Judge Lisa Margaret Smith, Magistrate Judge, Southern District of New York and Professor Michael Mushlin, Elisabeth Haub School of Law share their experience jointly teaching their 1L Civil Procedure class with a courtroom component. The program gives the students a flavor of the practical aspects of civil procedure and a context within which to grasp doctrinal concepts. Their approach supplements the traditional casebook materials and typical Socratic teaching method used in first-year law courses by challenging students to draft court documents, allowing them to visit a federal court and meet regularly with the judge. Their approach recognizes the disconnect between 1L doctrinal classroom teaching and the practice of law. This class provides students with context, which translates to a greater interest in and understanding of Civil Procedure Substantive law. The experience has been a huge hit among those who have had the good fortune of taking the class. You can read more about the class, including an analysis of the benefits and costs of the program in Judge Smith and Professor Mushlin's article,  The Professor and the Judge: Introducing First-Year Law Students to the Law in Context, 63 J. Legal. Educ. 460 (2014).

This episode is of value to law students, who will learn the importance of courtroom experience. Judge Smith also explains how law students can gain access to a courtroom even if students do not have the benefit of a formal program. The episode is equally important to law professors. Professor Mushlin's first-hand experience is enough to convince any law professor to incorporate some experiential work into every doctrinal class.

Some key takeaways are...
1. Students learn better when they understand the context of the material
2. Many schools overlook the fact that students do not have context as they have never been in a courtroom before, and, if they are first-generation law students, they do not have exposure to the legal profession.
3. Skills assignments and courtroom exposure during the 1L year increase student investment in the subject matter.

As always, if you have any suggestions for an episode topic, please let us know! You can email us at [email protected] or tweet to @lawtofact. Don’t forget to follow us on Twitter and Instagram (@lawtofact) and to like us on FaceBook! And finally, your ratings and reviews matter! Please leave us a review on iTunes. 
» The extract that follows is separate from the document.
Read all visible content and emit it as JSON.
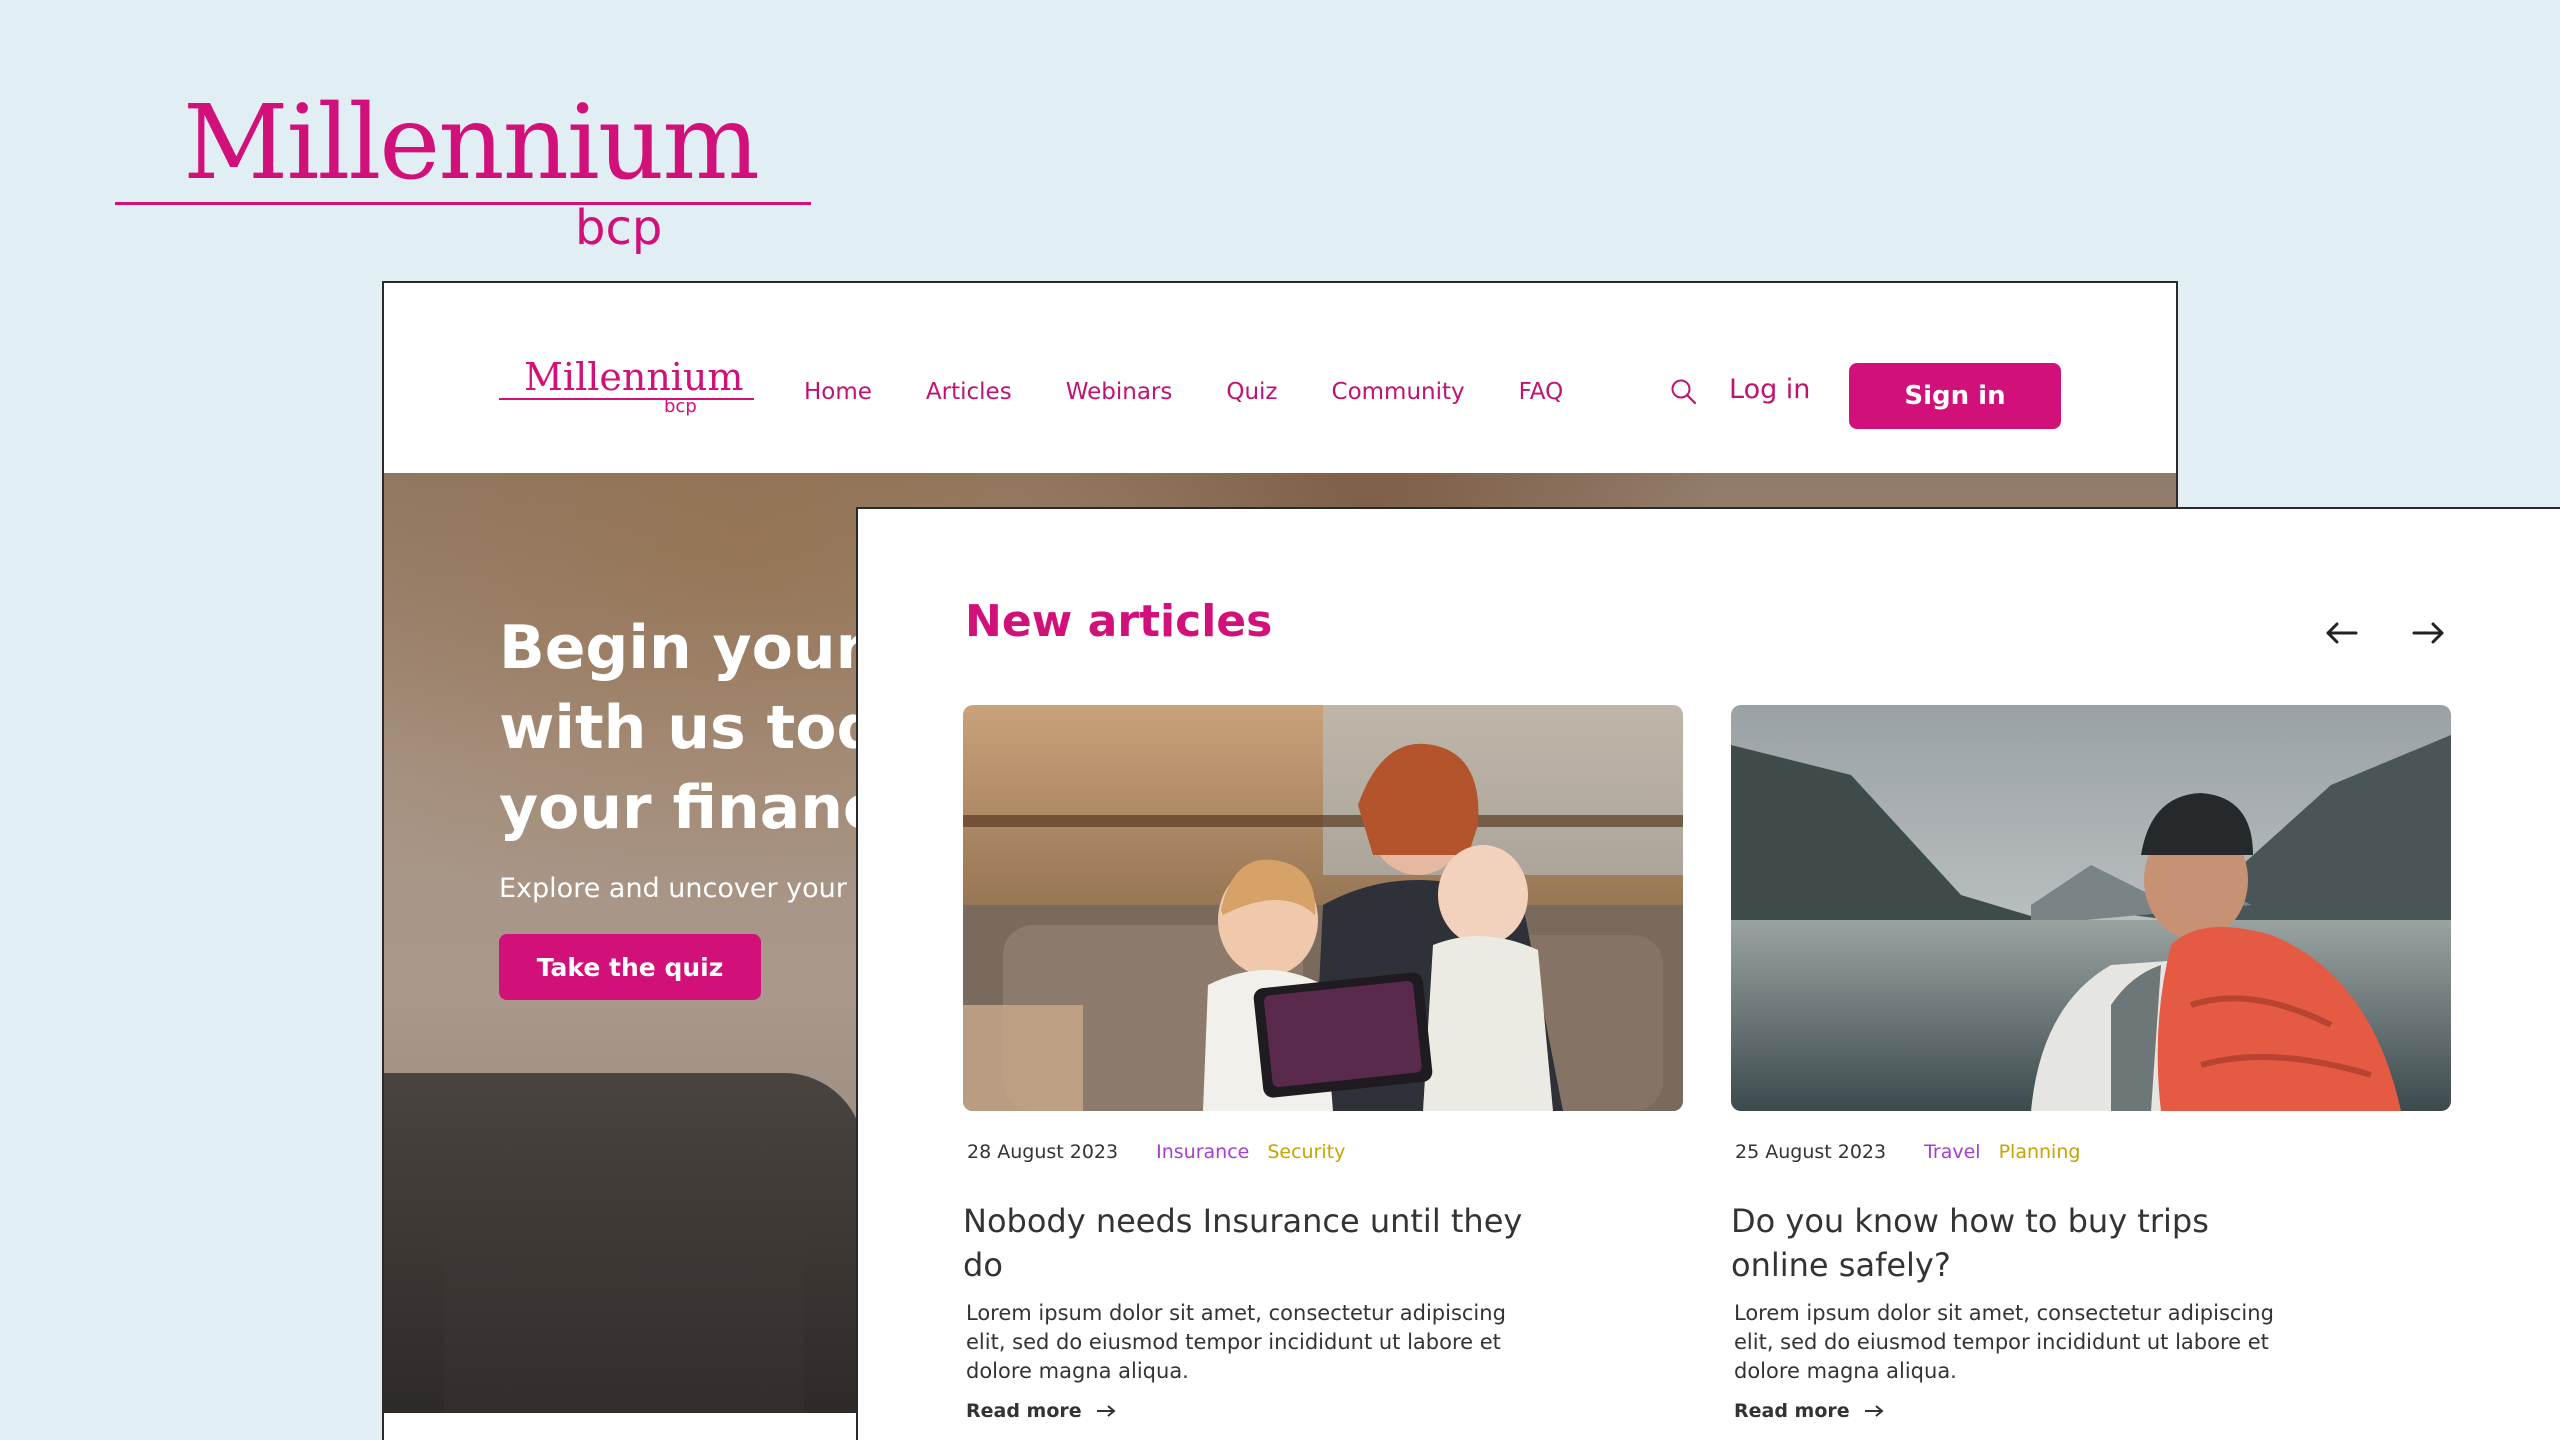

 Want to stay updated on all things Law to Fact? Join our mailing list by visiting us at www.lawtofact.com.